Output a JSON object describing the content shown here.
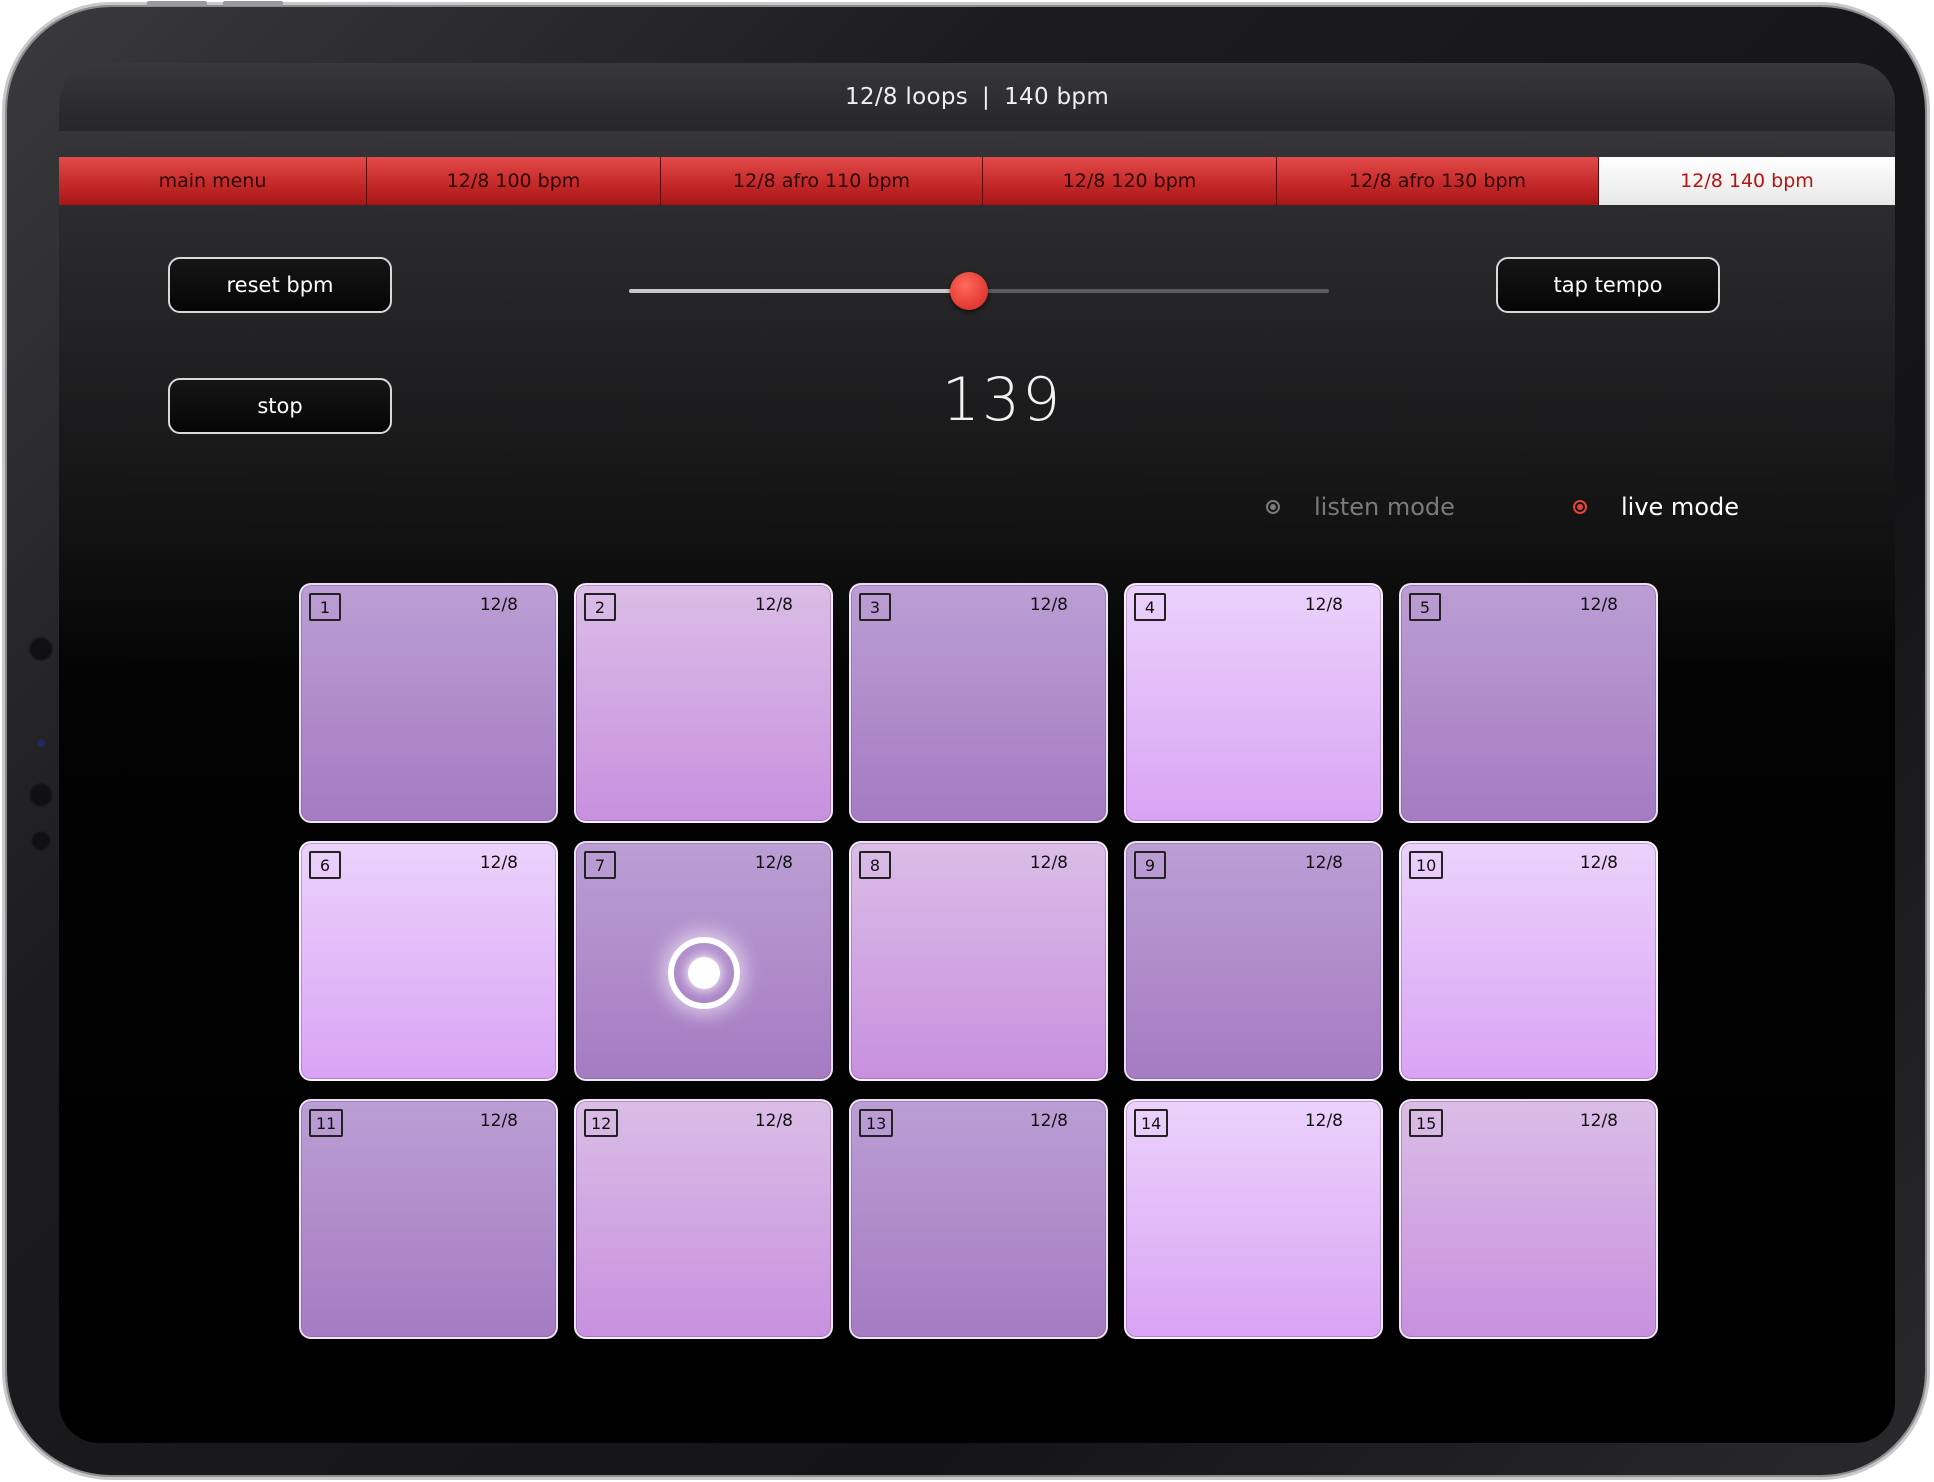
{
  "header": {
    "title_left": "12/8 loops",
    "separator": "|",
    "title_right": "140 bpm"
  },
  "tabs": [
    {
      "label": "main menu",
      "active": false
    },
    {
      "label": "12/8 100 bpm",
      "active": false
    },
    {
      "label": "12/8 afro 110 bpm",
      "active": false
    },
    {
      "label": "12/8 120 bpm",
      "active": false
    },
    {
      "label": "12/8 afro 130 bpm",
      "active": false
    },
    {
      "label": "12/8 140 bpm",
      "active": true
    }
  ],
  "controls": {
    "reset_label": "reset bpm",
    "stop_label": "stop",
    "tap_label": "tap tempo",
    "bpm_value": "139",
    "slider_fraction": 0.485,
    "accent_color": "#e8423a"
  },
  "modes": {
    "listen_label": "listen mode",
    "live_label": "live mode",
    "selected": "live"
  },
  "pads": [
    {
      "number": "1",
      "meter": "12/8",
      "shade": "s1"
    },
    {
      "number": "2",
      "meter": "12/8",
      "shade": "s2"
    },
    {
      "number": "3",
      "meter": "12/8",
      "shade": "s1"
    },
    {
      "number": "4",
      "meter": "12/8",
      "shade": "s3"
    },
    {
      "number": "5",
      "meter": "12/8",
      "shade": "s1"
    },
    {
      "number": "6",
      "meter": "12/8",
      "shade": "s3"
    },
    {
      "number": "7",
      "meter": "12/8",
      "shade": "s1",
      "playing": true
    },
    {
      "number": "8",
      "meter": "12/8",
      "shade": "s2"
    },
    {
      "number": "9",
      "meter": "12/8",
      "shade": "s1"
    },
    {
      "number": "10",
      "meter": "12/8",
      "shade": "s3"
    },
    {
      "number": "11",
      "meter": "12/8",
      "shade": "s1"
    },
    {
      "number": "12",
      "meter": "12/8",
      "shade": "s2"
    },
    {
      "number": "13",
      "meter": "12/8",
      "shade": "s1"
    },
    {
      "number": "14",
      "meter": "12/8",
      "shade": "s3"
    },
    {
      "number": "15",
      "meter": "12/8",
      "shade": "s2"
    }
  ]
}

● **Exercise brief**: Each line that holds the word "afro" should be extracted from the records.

● **Response to the task**:
      "label": "12/8 afro 110 bpm",
      "label": "12/8 afro 130 bpm",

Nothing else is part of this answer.